Thai teenager Atthaya Thitikul joins Tiger Woods and Lydia Ko as youngest World No. 1s

October 31, 2022

Andy Lyons

Last year the World No. 1 ranking was traded back and forth between Nelly Korda and Jin Young Ko so often, it would’ve been hard to predict that there’d be a new No. 1 a year later who wasn't either one of them. But with less than a month left in the 2022 season, neither Ko nor Korda are in the top spot, and the new World No. 1 wasn’t even playing on the LPGA in 2021.

Atthaya Thitikul, 19, is the new World No. 1, becoming just the second teenager to ever reach the top ranking, after Lydia Ko did so in 2015. Thitikul, Ko and Tiger Woods are the only golfers, male or female, to reach World No. 1 before age 22.

Although she's a rookie, Thitikul made her presence known when she won the JTBC Classic in March. She finished in the top 10 seven more times before winning again in September at the Walmart NW Arkansas Championship.
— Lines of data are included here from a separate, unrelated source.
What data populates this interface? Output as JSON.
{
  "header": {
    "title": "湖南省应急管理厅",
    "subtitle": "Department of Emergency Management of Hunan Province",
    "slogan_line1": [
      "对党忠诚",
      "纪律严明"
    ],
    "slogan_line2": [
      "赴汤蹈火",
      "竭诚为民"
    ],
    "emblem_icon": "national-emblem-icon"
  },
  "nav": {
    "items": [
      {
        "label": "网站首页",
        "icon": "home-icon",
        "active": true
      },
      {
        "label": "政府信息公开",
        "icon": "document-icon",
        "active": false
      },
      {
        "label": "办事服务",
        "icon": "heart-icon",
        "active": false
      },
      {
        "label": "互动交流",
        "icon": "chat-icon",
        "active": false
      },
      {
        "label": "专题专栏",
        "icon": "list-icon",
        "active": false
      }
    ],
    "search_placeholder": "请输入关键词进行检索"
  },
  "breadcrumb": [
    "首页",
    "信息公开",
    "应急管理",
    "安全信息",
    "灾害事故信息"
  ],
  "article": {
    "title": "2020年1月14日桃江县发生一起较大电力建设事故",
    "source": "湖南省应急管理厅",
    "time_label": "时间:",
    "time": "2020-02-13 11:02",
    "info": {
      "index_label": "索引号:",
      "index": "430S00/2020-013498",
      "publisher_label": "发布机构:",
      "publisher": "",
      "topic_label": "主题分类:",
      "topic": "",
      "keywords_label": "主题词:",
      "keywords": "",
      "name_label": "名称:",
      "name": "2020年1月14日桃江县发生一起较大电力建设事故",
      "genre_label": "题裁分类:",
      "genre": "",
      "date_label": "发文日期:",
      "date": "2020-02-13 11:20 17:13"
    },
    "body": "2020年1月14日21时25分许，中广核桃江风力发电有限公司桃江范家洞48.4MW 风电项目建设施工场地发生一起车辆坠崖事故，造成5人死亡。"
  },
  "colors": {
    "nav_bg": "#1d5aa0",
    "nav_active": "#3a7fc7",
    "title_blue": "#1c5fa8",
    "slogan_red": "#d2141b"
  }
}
In her next three events, she finished in the top 10 each time, most recently finishing sixth at the BMW Ladies Championship.

A week after the BMW, the Rolex Women's Rankings were recalculated and Thitikul rose above Jin Young Ko, unseating her as the No. 1 player in the world. Ko also played the BMW Ladies Championship, but withdrew due to injury.

Thitikul was measured in her response to becoming the top player in the world.

“It is very special to get to the top, but it is much harder to retain it,” Thitikul told the LPGA. “I still have a lot to learn from all the legends and current players both on and off the course. I will continue to work hard for my family, my team, my fans and my country."

Thitikul has shown a level of maturity thus far in her fledgling career. After becoming the youngest player to win a professional tournament when she won a Ladies European Tour event as a 14-year-old, she resisted the temptation to turn professional. Instead she remained an amateur, traveled, played more events and turned pro three years later. In 2021, after having won four times on the LET, Thitikul went to LPGA Tour Q School and earned her card for this season.

Perhaps most surprising about her success in professional golf is that it all happened because of challenges early in her life. To cure constant colds, her doctor prescribed more time doing outdoor activities and told her it would help her health if she opted to play either tennis or golf. She chose golf even though no one in her family played the game. Now, less than a decade later, she’s the best female golfer in the world.